Who is Michelle Bachmann?
Michele Bachmann is an anti-Muslim political figure who previously served as a former U.S Representative.
Bachmann was a founder of the U.S. House Tea Party Caucus. Bachmann supported President Trump’s Muslim Ban and while in Congress pushed Islamophobic conspiracy theories. As of 2023, Bachmann is the current dean at Regent University’s Robertson School of Government.
In 2017, The Hill reported that Bachmann, “is accusing Muslim immigrants of trying to undermine Western civilization, strongly backing President Trump’s travel ban on refugees from six majority-Muslim countries.” Bachmann is reported to have said, “After all of this phony, fake, Russia-collusion nonstory, the number one thing that voters in America stand with Donald Trump on, it’s the idea that they want the pause button hit on immigration from Islamic countries because of the problems that are coming into this country.”
In October 2013, Bachmann falsely claimed in a radio interview that American mosques are seeking to “advance the goals” of foreign nations and organizations.
In June 2012, Bachmann led a group of House Republicans—Reps. Trent Franks (R-Ariz.), Louie Gohmert (R-Texas), Thomas Rooney (R-Fla.) and Lynn Westmoreland (R-Ga.)—on a series of five letters to federal inspectors alleging that the Muslim Brotherhood was infiltrating the U.S. government. Bachmann’s conspiracy theory was built on a report issued by Frank Gaffney’s Center for Security Policy.
Central among those targeted was Huma Abedin, aide to Secretary of State Hillary Clinton. After having a team evaluate Bachmann’s allegations against Abedin, CNN’s Anderson Cooper said, “But the truth is [Bachmann and the others] don’t have any direct evidence. What they have are allegations of past connections of relatives of hers that are tenuous at best.”

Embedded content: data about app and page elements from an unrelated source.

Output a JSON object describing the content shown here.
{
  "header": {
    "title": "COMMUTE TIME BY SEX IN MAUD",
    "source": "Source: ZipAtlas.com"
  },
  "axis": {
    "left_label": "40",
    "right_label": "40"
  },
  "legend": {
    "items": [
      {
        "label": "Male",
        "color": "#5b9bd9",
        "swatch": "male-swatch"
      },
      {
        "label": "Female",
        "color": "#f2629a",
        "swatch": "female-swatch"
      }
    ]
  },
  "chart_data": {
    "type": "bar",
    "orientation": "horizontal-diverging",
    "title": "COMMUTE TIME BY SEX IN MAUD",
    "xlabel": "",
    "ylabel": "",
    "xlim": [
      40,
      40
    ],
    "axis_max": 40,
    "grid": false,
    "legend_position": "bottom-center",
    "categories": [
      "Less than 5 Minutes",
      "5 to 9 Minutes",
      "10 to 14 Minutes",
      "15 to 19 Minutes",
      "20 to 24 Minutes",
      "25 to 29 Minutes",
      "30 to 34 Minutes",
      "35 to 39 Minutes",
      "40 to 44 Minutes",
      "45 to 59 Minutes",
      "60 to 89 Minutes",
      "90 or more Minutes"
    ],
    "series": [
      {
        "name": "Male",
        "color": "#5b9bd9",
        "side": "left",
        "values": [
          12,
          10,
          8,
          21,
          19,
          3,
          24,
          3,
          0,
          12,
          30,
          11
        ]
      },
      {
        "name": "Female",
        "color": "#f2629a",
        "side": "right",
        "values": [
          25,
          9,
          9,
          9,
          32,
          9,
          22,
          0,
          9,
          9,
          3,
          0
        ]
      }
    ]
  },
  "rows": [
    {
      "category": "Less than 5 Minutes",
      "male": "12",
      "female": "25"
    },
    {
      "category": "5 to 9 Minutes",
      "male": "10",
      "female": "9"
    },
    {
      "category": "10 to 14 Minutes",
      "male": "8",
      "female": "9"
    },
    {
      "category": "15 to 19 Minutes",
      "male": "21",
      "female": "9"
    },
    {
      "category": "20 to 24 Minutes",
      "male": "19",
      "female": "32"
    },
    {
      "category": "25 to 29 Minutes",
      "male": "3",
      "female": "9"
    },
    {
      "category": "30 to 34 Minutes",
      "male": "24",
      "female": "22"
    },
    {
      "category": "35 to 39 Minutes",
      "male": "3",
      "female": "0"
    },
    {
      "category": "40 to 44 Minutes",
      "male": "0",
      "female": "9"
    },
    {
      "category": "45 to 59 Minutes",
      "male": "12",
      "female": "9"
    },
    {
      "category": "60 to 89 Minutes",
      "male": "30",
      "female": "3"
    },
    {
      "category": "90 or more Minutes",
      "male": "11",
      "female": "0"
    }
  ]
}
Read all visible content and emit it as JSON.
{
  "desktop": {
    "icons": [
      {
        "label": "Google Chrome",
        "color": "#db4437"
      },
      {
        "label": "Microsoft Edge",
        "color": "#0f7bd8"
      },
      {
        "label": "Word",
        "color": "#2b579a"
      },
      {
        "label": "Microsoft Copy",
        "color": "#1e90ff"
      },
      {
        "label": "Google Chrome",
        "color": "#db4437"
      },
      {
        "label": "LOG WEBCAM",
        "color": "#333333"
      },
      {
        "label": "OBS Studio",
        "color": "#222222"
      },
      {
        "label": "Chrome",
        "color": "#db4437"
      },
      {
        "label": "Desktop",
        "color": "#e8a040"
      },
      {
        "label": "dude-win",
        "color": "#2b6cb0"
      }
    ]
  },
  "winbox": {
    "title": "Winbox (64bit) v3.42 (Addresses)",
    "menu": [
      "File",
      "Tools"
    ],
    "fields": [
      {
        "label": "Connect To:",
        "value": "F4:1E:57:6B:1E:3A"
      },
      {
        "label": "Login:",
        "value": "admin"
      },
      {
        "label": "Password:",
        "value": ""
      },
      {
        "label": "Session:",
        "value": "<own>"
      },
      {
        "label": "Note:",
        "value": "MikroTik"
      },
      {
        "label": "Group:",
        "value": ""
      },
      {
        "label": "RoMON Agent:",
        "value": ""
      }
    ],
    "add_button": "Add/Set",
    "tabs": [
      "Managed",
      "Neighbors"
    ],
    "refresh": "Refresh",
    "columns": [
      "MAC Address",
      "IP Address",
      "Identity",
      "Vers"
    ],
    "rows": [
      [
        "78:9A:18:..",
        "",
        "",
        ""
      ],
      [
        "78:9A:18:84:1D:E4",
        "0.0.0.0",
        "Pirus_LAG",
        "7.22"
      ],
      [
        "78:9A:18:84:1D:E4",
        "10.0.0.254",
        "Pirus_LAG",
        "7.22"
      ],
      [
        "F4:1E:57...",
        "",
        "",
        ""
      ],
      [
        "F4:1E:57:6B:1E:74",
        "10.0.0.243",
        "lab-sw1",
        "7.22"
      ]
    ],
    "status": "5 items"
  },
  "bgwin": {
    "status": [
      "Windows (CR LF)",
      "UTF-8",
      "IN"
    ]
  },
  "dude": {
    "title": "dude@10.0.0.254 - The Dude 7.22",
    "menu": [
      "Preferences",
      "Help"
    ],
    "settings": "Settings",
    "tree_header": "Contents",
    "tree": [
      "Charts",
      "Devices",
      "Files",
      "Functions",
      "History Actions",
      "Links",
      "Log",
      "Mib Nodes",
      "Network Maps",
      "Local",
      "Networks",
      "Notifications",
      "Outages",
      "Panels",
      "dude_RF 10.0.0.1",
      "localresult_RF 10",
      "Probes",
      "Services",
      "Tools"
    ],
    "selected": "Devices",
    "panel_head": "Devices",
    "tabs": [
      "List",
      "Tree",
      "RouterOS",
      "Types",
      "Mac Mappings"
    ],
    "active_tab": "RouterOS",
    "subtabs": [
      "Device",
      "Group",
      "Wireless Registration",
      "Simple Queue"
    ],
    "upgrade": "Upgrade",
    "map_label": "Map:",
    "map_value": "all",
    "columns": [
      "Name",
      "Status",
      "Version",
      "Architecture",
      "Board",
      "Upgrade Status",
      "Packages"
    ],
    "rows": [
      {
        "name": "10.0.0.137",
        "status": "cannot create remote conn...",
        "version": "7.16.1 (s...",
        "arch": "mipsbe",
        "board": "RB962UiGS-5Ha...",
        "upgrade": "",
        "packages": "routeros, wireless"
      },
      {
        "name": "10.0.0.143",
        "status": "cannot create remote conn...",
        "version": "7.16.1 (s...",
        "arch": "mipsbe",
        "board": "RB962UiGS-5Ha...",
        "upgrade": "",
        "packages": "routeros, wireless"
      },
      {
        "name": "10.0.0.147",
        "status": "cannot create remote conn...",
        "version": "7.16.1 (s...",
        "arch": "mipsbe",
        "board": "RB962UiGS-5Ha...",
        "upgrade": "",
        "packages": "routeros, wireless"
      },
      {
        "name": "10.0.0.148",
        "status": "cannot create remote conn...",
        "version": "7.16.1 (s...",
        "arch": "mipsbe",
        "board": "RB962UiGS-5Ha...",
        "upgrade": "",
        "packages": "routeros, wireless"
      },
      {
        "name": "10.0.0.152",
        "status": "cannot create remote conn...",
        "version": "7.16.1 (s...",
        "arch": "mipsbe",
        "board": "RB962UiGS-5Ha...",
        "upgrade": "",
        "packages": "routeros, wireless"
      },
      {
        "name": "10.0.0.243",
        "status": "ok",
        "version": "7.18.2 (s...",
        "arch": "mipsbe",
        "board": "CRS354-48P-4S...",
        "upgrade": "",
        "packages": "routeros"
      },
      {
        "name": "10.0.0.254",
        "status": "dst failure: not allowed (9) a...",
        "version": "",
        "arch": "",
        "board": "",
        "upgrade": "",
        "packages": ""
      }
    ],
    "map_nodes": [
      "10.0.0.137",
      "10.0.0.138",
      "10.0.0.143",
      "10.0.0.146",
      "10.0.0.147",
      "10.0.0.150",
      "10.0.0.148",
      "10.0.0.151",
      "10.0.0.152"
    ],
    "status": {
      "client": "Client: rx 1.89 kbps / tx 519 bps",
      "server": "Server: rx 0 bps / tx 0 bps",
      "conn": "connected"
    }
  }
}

Others attacked by Bachmann and her colleagues included:
- Mohamed Elibiary: An advisor to law enforcement organizations at the local, state, and federal levels. In 2011, the Society of Former Special Agents honored Elibiary for his “extraordinary contributions to specific cases in support of the FBI’s counter terrorism mission.”
- Dalia Mogahed: Mogahed was appointed to the president’s Advisory Council on Faith-Based and Neighborhood Partnerships and has advised the Department of Homeland Security.
- Imam Mohamed Magid: He enjoys widespread interfaith respect and has also advised the Department of Homeland Security
The letters also attacked organizations like the Council on American-Islamic Relations (CAIR), the Islamic Society of North America (ISNA), the Muslim Public Affairs Council (MPAC) and Muslim Advocates.
Then U.S. Rep. Keith Ellison (D-Minn.) responded to his fellow Minnesotan in a letter of his own. Ellison questioned Bachmann’s reliance on Gaffney, saying, “Mr. Gaffney’s views have been widely discredited, including by the Federal Bureau of Investigation and conservative organizations.” Bachmann’s 16-page response to Ellison contained no substantive facts to back up her allegations.
Bachmann’s original conspiracy theory was soundly criticized by other Republicans.
Then U.S. Senator John McCain (R-Ariz.), said, “These attacks have no logic, no basis, and no merit and they need to stop. They need to stop now.” McCain also said, “These allegations about Huma, and the report from which they are drawn, are nothing less than an unwarranted and unfounded attack on an honorable citizen, a dedicated American, and a loyal public servant.”
When asked about the controversy, then House Speaker John Boehner (R-Ohio) said, “From everything that I do know of [Abedin], she has a sterling character and I think accusations like this being thrown around are pretty dangerous.”
Rep. Mike Rogers (R-Mich.), a former FBI agent who chaired the committee on which Bachmann served, also rejected her allegations saying, “That kind of assertion certainly doesn’t comport with the Intelligence Committee, and I can say that on the record.”
Edward Rollins, who was Bachmann’s campaign chief during her 2012 presidential run, said: “Having worked for Congressman Bachman’s campaign for president, I am fully aware that she sometimes has difficulty with her facts, but this is downright vicious and reaches the late Senator Joe McCarthy level.”
The episode ended up being a very welcome example of public officials supporting Americans of the Islamic faith in a bipartisan manner.
In November 2011, Bachmann fed into the conspiracy theory that sharia, may replace the Constitution saying its consideration in American courts “would usurp, and put Sharia law over the Constitution, and that would be wrong.”
In response to a 2005 debate question about French Muslims, Michele Bachmann (R-MN) said: “Not all cultures are equal. Not all values are equal.”